f you’re not grilling venison, you are definitely missing out. Cervena venison is perfect for the grill for several reasons. Unlike the hunted venison that most people are familiar with, this venison is tender and mild in flavor. That’s because the deer graze on pastures of nutritious grass in a stress-free environment in New Zealand. One of the best things about grilling venison is the short amount of time it takes to cook, which gives you more time to spend with friends and family. Read more for tips on how to grill venison and get the most flavor in every bite.
Tips for Grilling Venison
Let it Breathe
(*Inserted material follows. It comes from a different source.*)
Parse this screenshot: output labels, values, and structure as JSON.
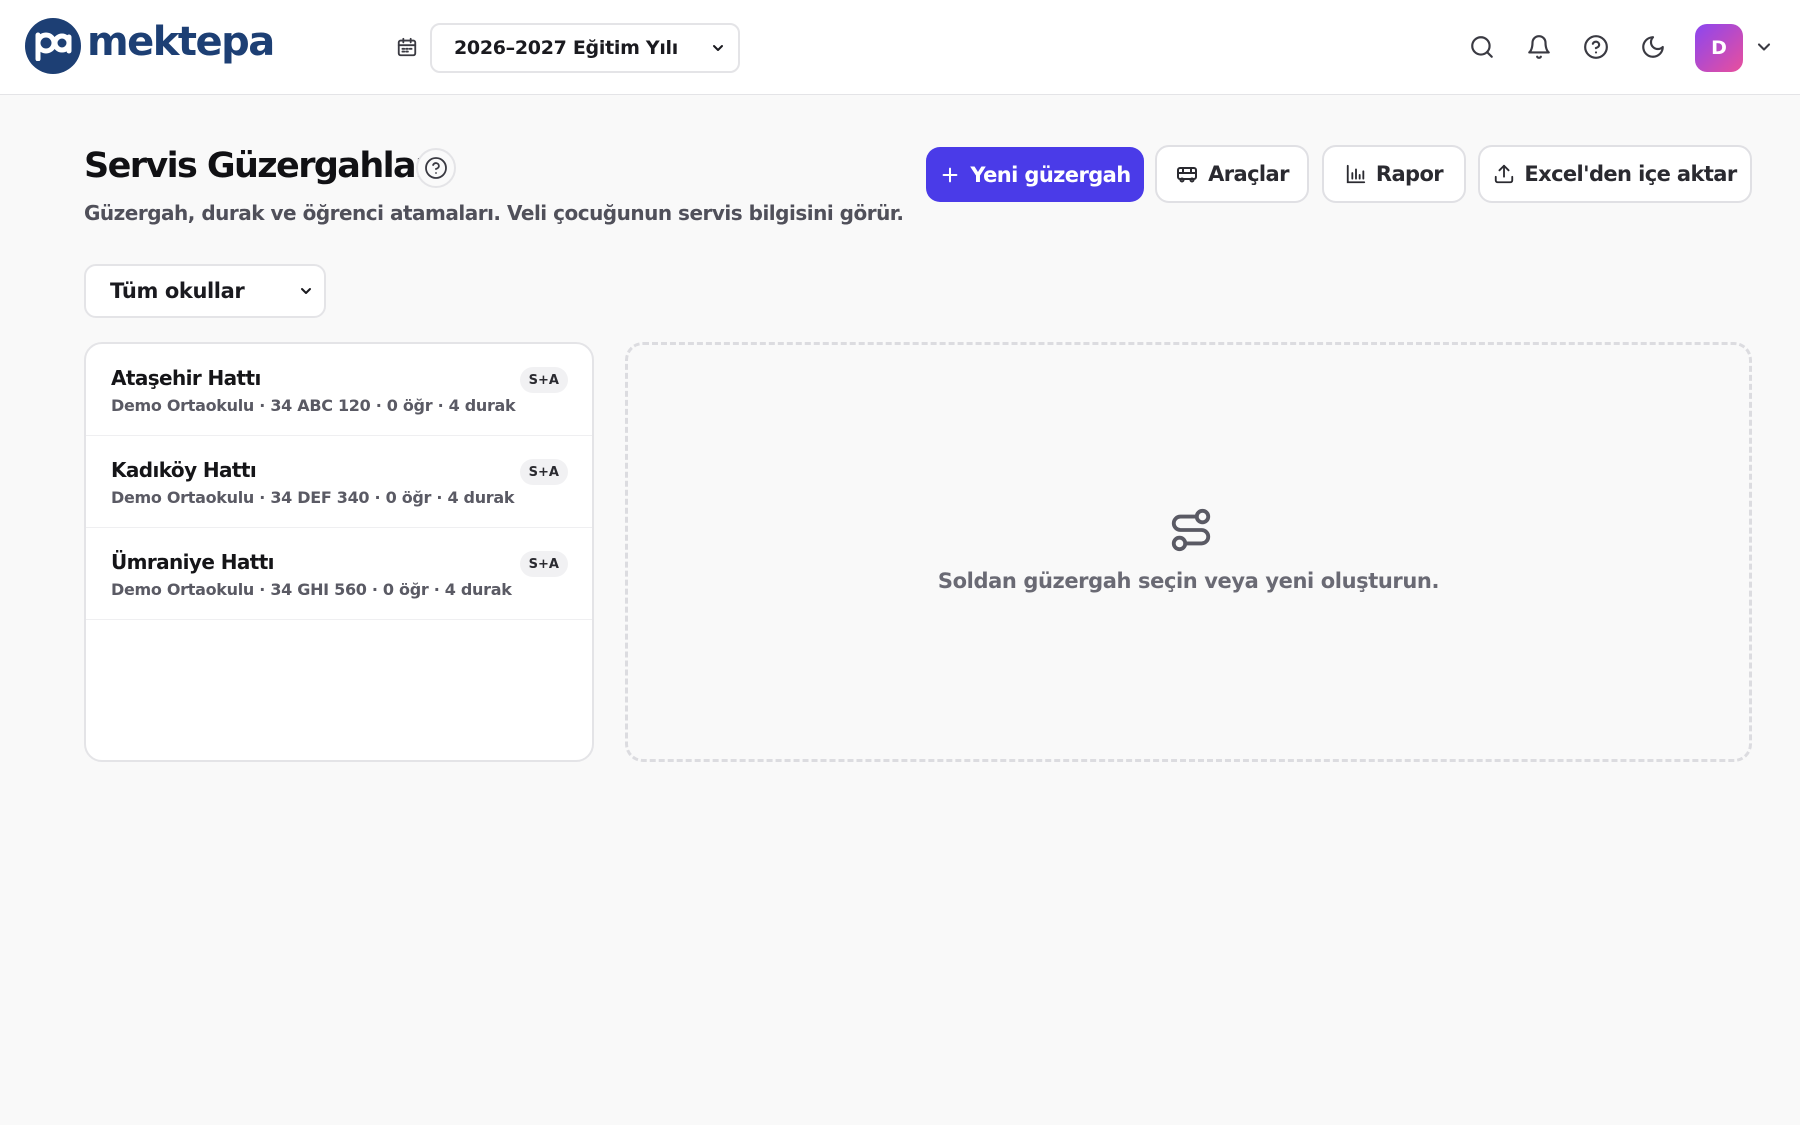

Remove the venison from the packaging and allow it to breathe. The mild funky odor is natural and will dissipate in a few minutes.
Warm it Up
Let venison come to room temperature before grilling it – just as you should with any meat. Thicker cuts - an inch or more - can sit for 30 to 60 minutes. You certainly don’t want a charred surface and cold meat left at the center.
Keep it Cold
Thin cuts can go right from the fridge to the grill. In this case, the cold center will actually keep them from overcooking and toughening up.
Pre-Heat the Grill
Always pre-heat the cooking surface. Because of its low-fat content venison should be cooked quickly over high heat.
Grease the Grill
Brush or spray the grill with oil before cooking; the added fat helps prevent sticking and drying out.
There is no need for a marinade to achieve tender texture. Our venison is so tender that brines and marinades will not do it any favors. Season only for flavoring, not texture.
Grill it Hot & Fast
Depending on the cut you are grilling, you will not need much time on the grates. A ½ inch to 1-inch thick cut should cook for only one minute on each side over a high flame.
Let it Rest
Because of its high protein and low-fat levels, venison will continue to cook after it is removed from the heat. Allow the meat to rest for 5 to 10 minutes before cutting and serving.
Testing for Doneness
Venison has a naturally deep red color - much darker than beef - so you cannot rely on the color of the meat to judge its doneness. It will look incredibly rare when it is actually medium, and if it’s a pink “medium” color, it is actually well done. We suggest venison be served medium-rare to medium for optimum flavor and texture.
Resist poking holes and releasing flavorful juices to measure temperature. We like the touch test, which is easy to get accustomed to; bring your thumb and forefinger together, as in the OK sign. With your other forefinger, touch the base of your thumb. That feeling is equivalent to a rare steak. Repeat with your middle finger touching the tip of the thumb; that’s medium. Touch the ring finger to the thumb and poke the base; that’s too well done. Don’t do that to a beautiful piece of venison.